_Dataset rows describing interfaces_.
= Beginning of Section =

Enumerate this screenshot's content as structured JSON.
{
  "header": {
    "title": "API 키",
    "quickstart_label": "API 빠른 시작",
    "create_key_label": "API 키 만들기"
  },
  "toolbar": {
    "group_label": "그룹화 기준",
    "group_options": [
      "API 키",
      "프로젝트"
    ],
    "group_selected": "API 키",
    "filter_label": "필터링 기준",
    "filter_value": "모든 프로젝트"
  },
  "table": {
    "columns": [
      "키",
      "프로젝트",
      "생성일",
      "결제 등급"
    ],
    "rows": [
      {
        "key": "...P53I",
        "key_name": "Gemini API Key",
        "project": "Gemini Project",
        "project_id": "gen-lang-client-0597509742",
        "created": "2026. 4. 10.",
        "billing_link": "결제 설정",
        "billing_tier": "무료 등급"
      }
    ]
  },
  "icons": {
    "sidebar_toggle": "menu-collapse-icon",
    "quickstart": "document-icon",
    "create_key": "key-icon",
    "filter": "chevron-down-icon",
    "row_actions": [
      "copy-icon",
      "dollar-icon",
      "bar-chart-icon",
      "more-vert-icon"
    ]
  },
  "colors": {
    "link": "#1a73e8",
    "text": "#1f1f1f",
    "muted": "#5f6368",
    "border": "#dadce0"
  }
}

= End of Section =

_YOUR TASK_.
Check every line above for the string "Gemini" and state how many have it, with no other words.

_EXERCISE SOLUTION_.
2